How I am managing to keep my wits about me, I’m not quite sure. My appointment this morning revealed further cervical shortening to between 1.5 – 2.0 cm, depending. The beaking is a now very pronounced and alarming funnel (alarming to me, just upon seeing it).
The good news is that my blood pressure is nice and low, I did not gain any weight this week, and tomorrow I will be 27 weeks (still WAY too early for this baby boy to make his arrival, but further than I was when this shortening first presented itself).
I won’t lie, as I see the shortening and leave each appointment, I wonder how things would be had I decided to push for an elective cerclage. But, it is more of a passing thought than something I beat myself up over. As it is, I’ve made it 13 weeks without one and to have been able to live my life, vertically, as a pregnant woman, has had a significant positive affect on my psyche and my family. So, yes, I wonder but I don’t dwell.
My MFM is still very encouraging (and not in a blowing smoke kind of way). She recounted that yesterday was Kaiser’s regional MFM meeting, where the hot topic was reducing pre-term births. Basically, in speaking with other MFMs of varying backgrounds and experience, they would all have approached my care in the same way (with some perhaps not even prescribing progesterone (since my shortening didn’t present until post 24 weeks and the thinking/research is to only prescribe vaginal progesterone if shortening occurs prior to 24 weeks)). She also said that there is discussion about whether all pregnant women should undergo weekly cervical monitoring as a way to prevent pre-term birth. It is estimated that in 600 patients it might prevent one pre-term birth. A cost analysis is underway to determine if the costs of weekly cervical ultrasounds from weeks 16-24 for a pregnant population of women would be far less than a NICU stay for a pre-term baby (which is a bit nebulous as it depends on when the baby is born and what kind of care/intervention baby needs). Fascinating that it could become the standard of care as the US focuses on reducing pre-term deliveries.
My takeaway was that we are doing everything that current research and wisdom would dictate, short of administering prophylactic steroid injections. And, the theory with steroid injections and lung development is that they are effective prior to 34 weeks, they are the most effective if you deliver within 2 weeks of having a course (and one course ‘covers’ you for two weeks), BUT that a rescue course can be administered and has proven effective. So, in theory, my best bet would be to try to hold off doing the first round until 30 weeks, which would cover me until 32 weeks and do a second course then which would cover me until 34 weeks. At or after 34 weeks, steroids are no longer considered an effective intervention.

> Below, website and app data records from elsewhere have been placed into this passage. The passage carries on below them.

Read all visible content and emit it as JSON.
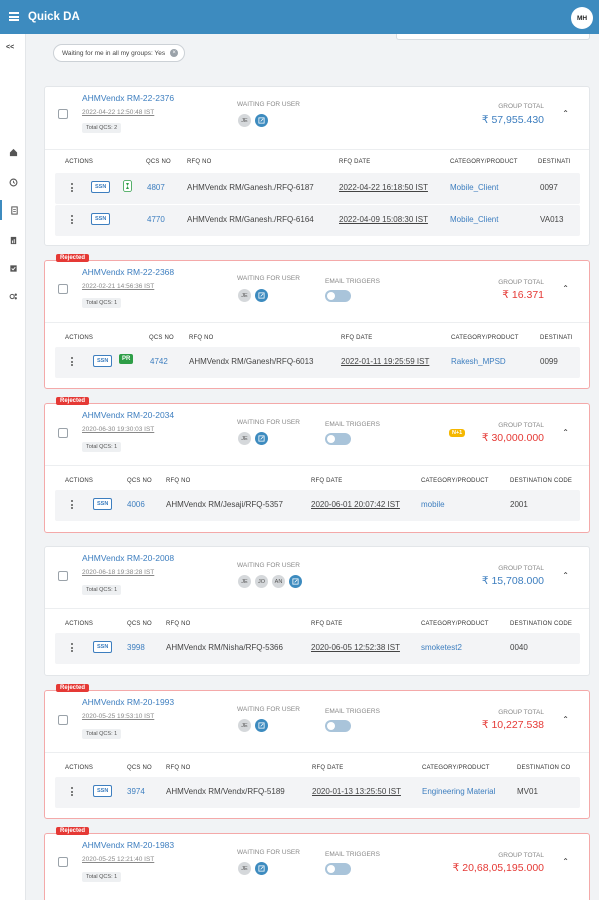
{
  "app": {
    "title": "Quick DA",
    "user_initials": "MH",
    "collapse_label": "<<"
  },
  "filter": {
    "chip_label": "Waiting for me in all my groups: Yes",
    "chip_remove": "×"
  },
  "labels": {
    "waiting_for_user": "WAITING FOR USER",
    "email_triggers": "EMAIL TRIGGERS",
    "group_total": "GROUP TOTAL",
    "rejected": "Rejected",
    "ssn": "SSN",
    "pr": "PR"
  },
  "sidebar": {
    "icons": [
      "dashboard-icon",
      "history-icon",
      "document-icon",
      "report-icon",
      "checklist-icon",
      "settings-icon"
    ]
  },
  "cards": [
    {
      "name": "AHMVendx RM-22-2376",
      "date": "2022-04-22 12:50:48 IST",
      "qcs": "Total QCS: 2",
      "avatars": [
        "JE"
      ],
      "group_total": "₹ 57,955.430",
      "rejected": false,
      "headers": [
        "ACTIONS",
        "QCS NO",
        "RFQ NO",
        "RFQ DATE",
        "CATEGORY/PRODUCT",
        "DESTINATI"
      ],
      "rows": [
        {
          "qcs_no": "4807",
          "rfq_no": "AHMVendx RM/Ganesh./RFQ-6187",
          "rfq_date": "2022-04-22 16:18:50 IST",
          "category": "Mobile_Client",
          "destination": "0097"
        },
        {
          "qcs_no": "4770",
          "rfq_no": "AHMVendx RM/Ganesh./RFQ-6164",
          "rfq_date": "2022-04-09 15:08:30 IST",
          "category": "Mobile_Client",
          "destination": "VA013"
        }
      ]
    },
    {
      "name": "AHMVendx RM-22-2368",
      "date": "2022-02-21 14:56:36 IST",
      "qcs": "Total QCS: 1",
      "avatars": [
        "JE"
      ],
      "group_total": "₹ 16.371",
      "rejected": true,
      "headers": [
        "ACTIONS",
        "QCS NO",
        "RFQ NO",
        "RFQ DATE",
        "CATEGORY/PRODUCT",
        "DESTINATI"
      ],
      "rows": [
        {
          "qcs_no": "4742",
          "rfq_no": "AHMVendx RM/Ganesh/RFQ-6013",
          "rfq_date": "2022-01-11 19:25:59 IST",
          "category": "Rakesh_MPSD",
          "destination": "0099"
        }
      ]
    },
    {
      "name": "AHMVendx RM-20-2034",
      "date": "2020-06-30 19:30:03 IST",
      "qcs": "Total QCS: 1",
      "avatars": [
        "JE"
      ],
      "group_total": "₹ 30,000.000",
      "rejected": true,
      "badge": "N+1",
      "headers": [
        "ACTIONS",
        "QCS NO",
        "RFQ NO",
        "RFQ DATE",
        "CATEGORY/PRODUCT",
        "DESTINATION CODE"
      ],
      "rows": [
        {
          "qcs_no": "4006",
          "rfq_no": "AHMVendx RM/Jesaji/RFQ-5357",
          "rfq_date": "2020-06-01 20:07:42 IST",
          "category": "mobile",
          "destination": "2001"
        }
      ]
    },
    {
      "name": "AHMVendx RM-20-2008",
      "date": "2020-06-18 19:38:28 IST",
      "qcs": "Total QCS: 1",
      "avatars": [
        "JE",
        "JO",
        "AN"
      ],
      "group_total": "₹ 15,708.000",
      "rejected": false,
      "headers": [
        "ACTIONS",
        "QCS NO",
        "RFQ NO",
        "RFQ DATE",
        "CATEGORY/PRODUCT",
        "DESTINATION CODE"
      ],
      "rows": [
        {
          "qcs_no": "3998",
          "rfq_no": "AHMVendx RM/Nisha/RFQ-5366",
          "rfq_date": "2020-06-05 12:52:38 IST",
          "category": "smoketest2",
          "destination": "0040"
        }
      ]
    },
    {
      "name": "AHMVendx RM-20-1993",
      "date": "2020-05-25 19:53:10 IST",
      "qcs": "Total QCS: 1",
      "avatars": [
        "JE"
      ],
      "group_total": "₹ 10,227.538",
      "rejected": true,
      "headers": [
        "ACTIONS",
        "QCS NO",
        "RFQ NO",
        "RFQ DATE",
        "CATEGORY/PRODUCT",
        "DESTINATION CO"
      ],
      "rows": [
        {
          "qcs_no": "3974",
          "rfq_no": "AHMVendx RM/Vendx/RFQ-5189",
          "rfq_date": "2020-01-13 13:25:50 IST",
          "category": "Engineering Material",
          "destination": "MV01"
        }
      ]
    },
    {
      "name": "AHMVendx RM-20-1983",
      "date": "2020-05-25 12:21:40 IST",
      "qcs": "Total QCS: 1",
      "avatars": [
        "JE"
      ],
      "group_total": "₹ 20,68,05,195.000",
      "rejected": true
    }
  ]
}
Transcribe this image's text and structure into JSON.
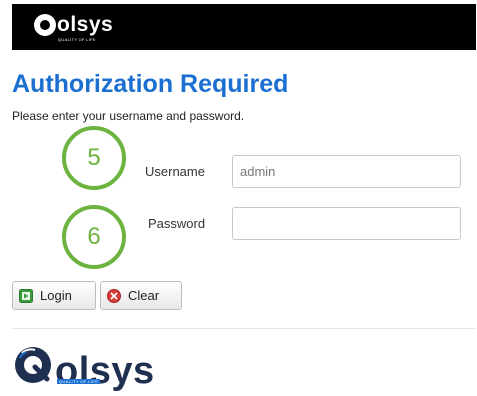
{
  "header": {
    "brand": "olsys",
    "brand_subtitle": "QUALITY OF LIFE"
  },
  "main": {
    "title": "Authorization Required",
    "instructions": "Please enter your username and password.",
    "callouts": [
      "5",
      "6"
    ],
    "username": {
      "label": "Username",
      "value": "admin"
    },
    "password": {
      "label": "Password",
      "value": ""
    },
    "buttons": {
      "login_label": "Login",
      "clear_label": "Clear"
    }
  },
  "footer": {
    "brand": "olsys",
    "brand_subtitle": "QUALITY OF LIFE"
  },
  "colors": {
    "heading": "#1a6fd1",
    "callout": "#6cb33f",
    "topbar": "#000000",
    "login_icon": "#3c9c3c",
    "clear_icon": "#d93a3a"
  },
  "icons": {
    "login": "login-icon",
    "clear": "clear-icon"
  }
}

She still does not recommend any lifestyle change although you can be sure that I will be off my feet as much as possible and I will dial back social engagements and household chores. She recounted the story of a current patient who was 4 cm dilated at 25 weeks and is still pregnant at 33 weeks. Cervical shortening and even dilation are not necessarily the same as pre-term labor. The fact that my cervix is closed at the external os is a good thing.
So, I will return next week, we’ll do fFN test #2 and another cervical measurement and IF my cervix is under 1 cm and/or if the fFN test is positive, I can opt to have the first round of steroid injections. Or not, although if the fFN test is positive, I will.

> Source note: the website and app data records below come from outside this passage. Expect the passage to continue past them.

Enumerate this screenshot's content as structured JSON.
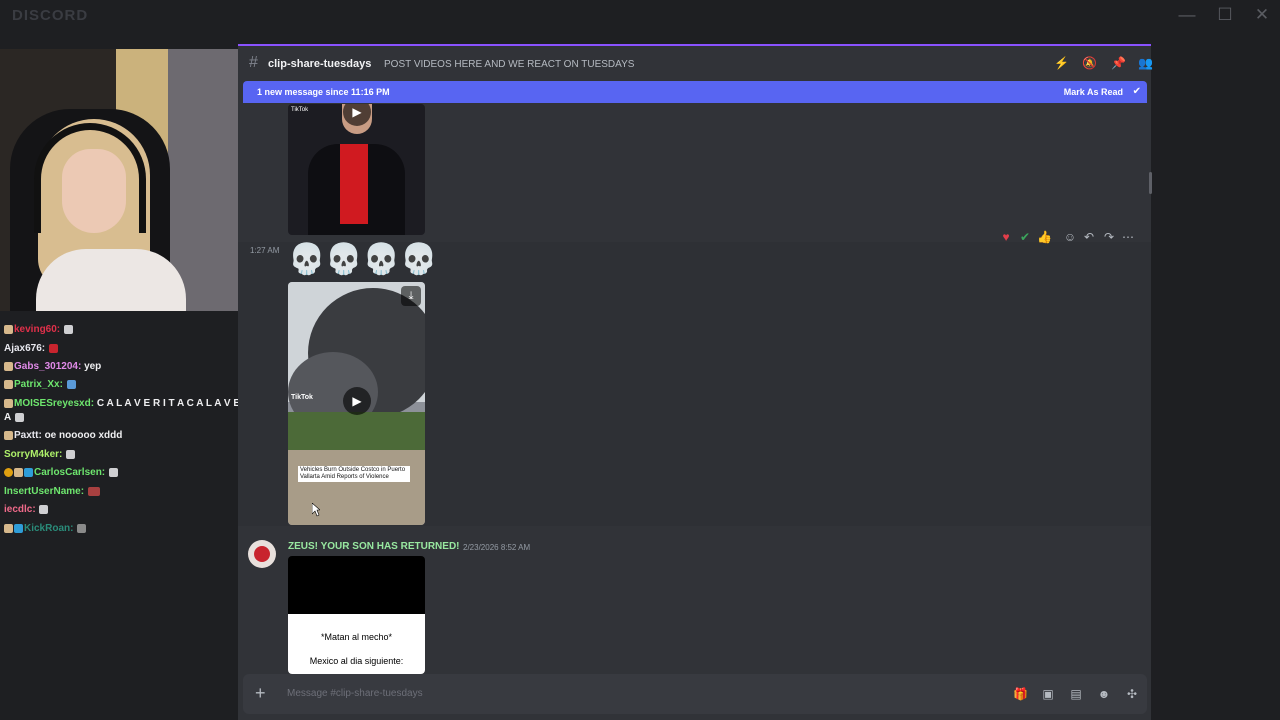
{
  "window": {
    "app_name": "DISCORD",
    "controls": {
      "minimize": "—",
      "maximize": "☐",
      "close": "✕"
    }
  },
  "chat": {
    "lines": [
      {
        "user": "keving60:",
        "color": "#e0304a",
        "message": ""
      },
      {
        "user": "Ajax676:",
        "color": "#e8e8ef",
        "message": ""
      },
      {
        "user": "Gabs_301204:",
        "color": "#e08ae8",
        "message": "yep"
      },
      {
        "user": "Patrix_Xx:",
        "color": "#6ee66e",
        "message": ""
      },
      {
        "user": "MOISESreyesxd:",
        "color": "#6ee66e",
        "message": "C A L A V E R I T A   C A L A V E R I T"
      },
      {
        "user": "A",
        "color": "#efeff1",
        "message": ""
      },
      {
        "user": "Paxtt:",
        "color": "#e8e8ef",
        "message": "oe nooooo xddd"
      },
      {
        "user": "SorryM4ker:",
        "color": "#aef06a",
        "message": ""
      },
      {
        "user": "CarlosCarlsen:",
        "color": "#6ee66e",
        "message": ""
      },
      {
        "user": "InsertUserName:",
        "color": "#6ee66e",
        "message": ""
      },
      {
        "user": "iecdlc:",
        "color": "#f06a8a",
        "message": ""
      },
      {
        "user": "KickRoan:",
        "color": "#2a8c7a",
        "message": ""
      }
    ]
  },
  "channel": {
    "name": "clip-share-tuesdays",
    "topic": "POST VIDEOS HERE AND WE REACT ON TUESDAYS",
    "accent": "#8a52ff"
  },
  "banner": {
    "text": "1 new message since 11:16 PM",
    "action": "Mark As Read",
    "color": "#5865f2"
  },
  "messages": {
    "video1_label": "TikTok",
    "msg2": {
      "time": "1:27 AM",
      "skulls": "💀💀💀💀",
      "video_label": "TikTok",
      "video_caption": "Vehicles Burn Outside Costco in Puerto Vallarta Amid Reports of Violence"
    },
    "msg3": {
      "author": "ZEUS! YOUR SON HAS RETURNED!",
      "date": "2/23/2026 8:52 AM",
      "line1": "*Matan al mecho*",
      "line2": "Mexico al dia siguiente:"
    }
  },
  "composer": {
    "placeholder": "Message #clip-share-tuesdays"
  }
}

In baby news, I was able to see him open and close his mouth and stick out his tongue. It was the cutest thing. And, he opened and closed his eyes, also adorable. I just hope he continues to develop in utero for at least the next 10 weeks.

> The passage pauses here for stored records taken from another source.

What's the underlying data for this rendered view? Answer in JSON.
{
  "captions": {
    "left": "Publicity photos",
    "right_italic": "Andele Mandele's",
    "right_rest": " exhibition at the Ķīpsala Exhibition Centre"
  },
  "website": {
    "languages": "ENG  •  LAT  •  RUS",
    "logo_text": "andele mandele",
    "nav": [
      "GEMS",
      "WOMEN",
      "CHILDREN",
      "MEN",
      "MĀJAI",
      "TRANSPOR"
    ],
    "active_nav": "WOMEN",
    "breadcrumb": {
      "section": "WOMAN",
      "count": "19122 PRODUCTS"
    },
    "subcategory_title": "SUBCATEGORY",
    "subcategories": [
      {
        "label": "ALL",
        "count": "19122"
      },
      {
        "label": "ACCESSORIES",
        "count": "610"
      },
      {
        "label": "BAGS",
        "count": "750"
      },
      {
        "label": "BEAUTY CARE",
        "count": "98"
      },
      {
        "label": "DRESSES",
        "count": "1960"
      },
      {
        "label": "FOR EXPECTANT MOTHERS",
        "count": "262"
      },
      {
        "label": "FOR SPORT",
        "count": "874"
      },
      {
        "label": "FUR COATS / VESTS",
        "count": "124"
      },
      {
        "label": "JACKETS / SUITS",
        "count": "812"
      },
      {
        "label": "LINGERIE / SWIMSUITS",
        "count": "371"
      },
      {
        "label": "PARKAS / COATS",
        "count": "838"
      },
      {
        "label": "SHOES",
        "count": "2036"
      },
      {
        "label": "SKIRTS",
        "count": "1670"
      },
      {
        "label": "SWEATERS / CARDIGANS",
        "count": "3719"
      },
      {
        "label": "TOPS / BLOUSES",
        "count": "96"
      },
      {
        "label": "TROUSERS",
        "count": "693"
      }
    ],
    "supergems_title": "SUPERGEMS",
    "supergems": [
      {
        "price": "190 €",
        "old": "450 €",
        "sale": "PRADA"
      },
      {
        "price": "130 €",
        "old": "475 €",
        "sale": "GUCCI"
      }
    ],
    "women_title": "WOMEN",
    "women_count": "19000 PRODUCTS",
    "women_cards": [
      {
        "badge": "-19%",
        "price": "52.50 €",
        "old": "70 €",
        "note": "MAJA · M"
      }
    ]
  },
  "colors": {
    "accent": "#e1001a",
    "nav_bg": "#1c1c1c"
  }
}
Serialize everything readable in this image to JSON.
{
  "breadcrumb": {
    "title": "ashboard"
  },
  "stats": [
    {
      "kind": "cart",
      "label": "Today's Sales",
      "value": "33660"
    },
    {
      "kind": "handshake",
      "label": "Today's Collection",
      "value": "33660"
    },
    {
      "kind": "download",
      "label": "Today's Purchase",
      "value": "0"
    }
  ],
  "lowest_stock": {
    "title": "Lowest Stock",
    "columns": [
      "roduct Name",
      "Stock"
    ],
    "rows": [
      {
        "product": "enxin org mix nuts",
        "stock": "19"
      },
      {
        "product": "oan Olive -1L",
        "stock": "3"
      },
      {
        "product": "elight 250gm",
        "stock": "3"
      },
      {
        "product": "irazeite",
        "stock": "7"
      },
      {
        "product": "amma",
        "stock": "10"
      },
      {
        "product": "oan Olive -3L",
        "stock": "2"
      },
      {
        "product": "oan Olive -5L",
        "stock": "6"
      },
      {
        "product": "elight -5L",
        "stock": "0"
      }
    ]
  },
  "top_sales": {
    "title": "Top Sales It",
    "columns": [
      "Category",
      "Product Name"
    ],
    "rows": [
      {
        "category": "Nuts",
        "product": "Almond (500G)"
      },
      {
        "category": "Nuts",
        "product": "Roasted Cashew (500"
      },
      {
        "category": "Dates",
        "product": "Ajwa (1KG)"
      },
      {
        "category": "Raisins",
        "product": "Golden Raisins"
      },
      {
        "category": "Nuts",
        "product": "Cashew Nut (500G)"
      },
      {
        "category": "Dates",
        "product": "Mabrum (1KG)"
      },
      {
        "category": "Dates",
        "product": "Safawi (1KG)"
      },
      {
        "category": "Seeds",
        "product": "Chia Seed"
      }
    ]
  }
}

I’ll take any good thoughts/prayers/vibrations/stories/experiences you want to send my way or share. I hope that in chronicling this journey as specifically as I have that it brings awareness to the issue of cervical shortening and the various treatment options. I hope to be one of the success stories.
“Faith consists in believing when it is beyond the power of reason to believe.”